"Once God has spoken;
Twice I have heard this:
That power belongs to God; ..."
(PS 62:11)

Usually we look to God's creation to apprehend his power but here we are concerned with power in God.

Can we really speak of God's Power or is this concept for our understanding of His action as manifest in his creatures? In the Middle Ages, some thought that we should not attribute power to God because his action originated in his intelligence and will.

St. Thomas Aquinas admits that power is the manifestation of God's intelligence which directs and commands, but power cannot be separated from God. Creatures are receivers of God's power and principles of action emanating from their existence. God, on the other hand, is Pure Act or Actuality. God is the active principle and active power in the highest degree.
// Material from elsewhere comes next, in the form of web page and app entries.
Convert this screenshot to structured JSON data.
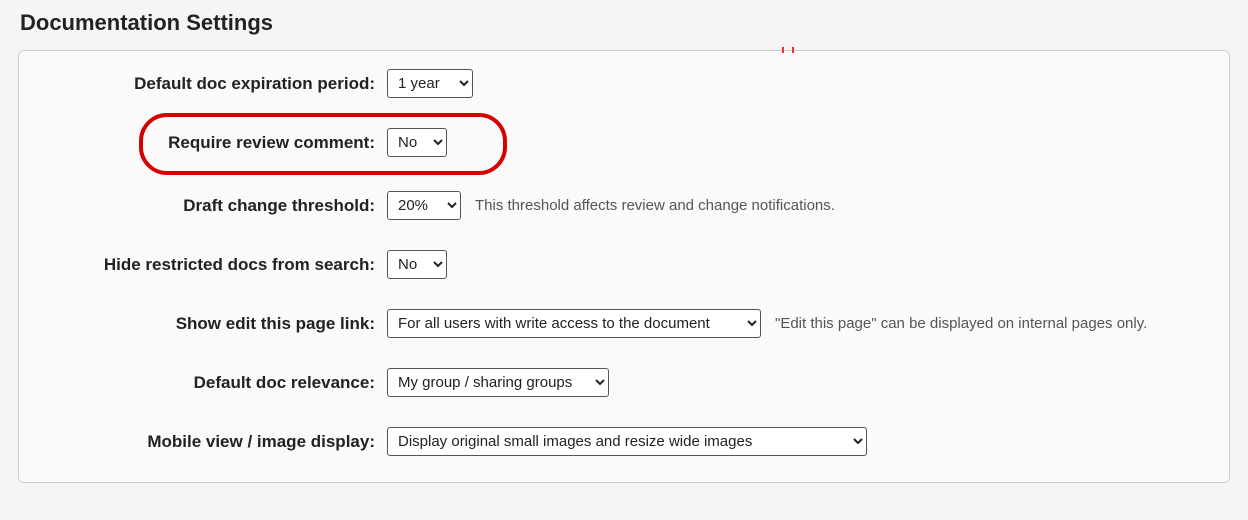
{
  "page": {
    "title": "Documentation Settings"
  },
  "settings": {
    "default_expiration": {
      "label": "Default doc expiration period:",
      "value": "1 year"
    },
    "require_review_comment": {
      "label": "Require review comment:",
      "value": "No"
    },
    "draft_change_threshold": {
      "label": "Draft change threshold:",
      "value": "20%",
      "hint": "This threshold affects review and change notifications."
    },
    "hide_restricted_from_search": {
      "label": "Hide restricted docs from search:",
      "value": "No"
    },
    "show_edit_link": {
      "label": "Show edit this page link:",
      "value": "For all users with write access to the document",
      "hint": "\"Edit this page\" can be displayed on internal pages only."
    },
    "default_relevance": {
      "label": "Default doc relevance:",
      "value": "My group / sharing groups"
    },
    "mobile_image_display": {
      "label": "Mobile view / image display:",
      "value": "Display original small images and resize wide images"
    }
  },
  "highlight": {
    "target": "require_review_comment",
    "color": "#d60000"
  }
}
Power is integral of his Being; He is the God of Power and Might.

"Active power exists in God according to the measure in which He is actual. Now His existence is infinite, inasmuch as it is not limited by anything that receives it, as is clear from what has been said, when we discussed the infinity of the divine essence (7, 1). Wherefore, it is necessary that the active power in God should be infinite. " (Summa Theologica, Part I, q. 25, Art. 2)

The power of God is that ability and strength whereby He can bring to pass whatsoever He pleases, whatsoever His infinite wisdom may direct, and whatsoever the infinite purity of His will may resolve. . . . As holiness is the beauty of all God’s attributes, so power is that which gives life and action to all the perfections of the Divine nature. How vain would be the eternal counsels, if power did not step in to execute them. Without power His mercy would be but feeble pity, His promises an empty sound, His threatenings a mere scarecrow. God’s power is like Himself: infinite, eternal, incomprehensible; it can neither be checked, restrained, nor frustrated by the creature. (S. Charnock).

C. H. Spurgeon states it well, "God’s power is like Himself, self-existent, self-sustained. The mightiest of men cannot add so much as a shadow of increased power to the Omnipotent One. He sits on no buttressed throne and leans on no assisting arm. His court is not maintained by His courtiers, nor does it borrow its splendor from His creatures. He is Himself the great central source and Originator of all power."

2. The Power of God in Creation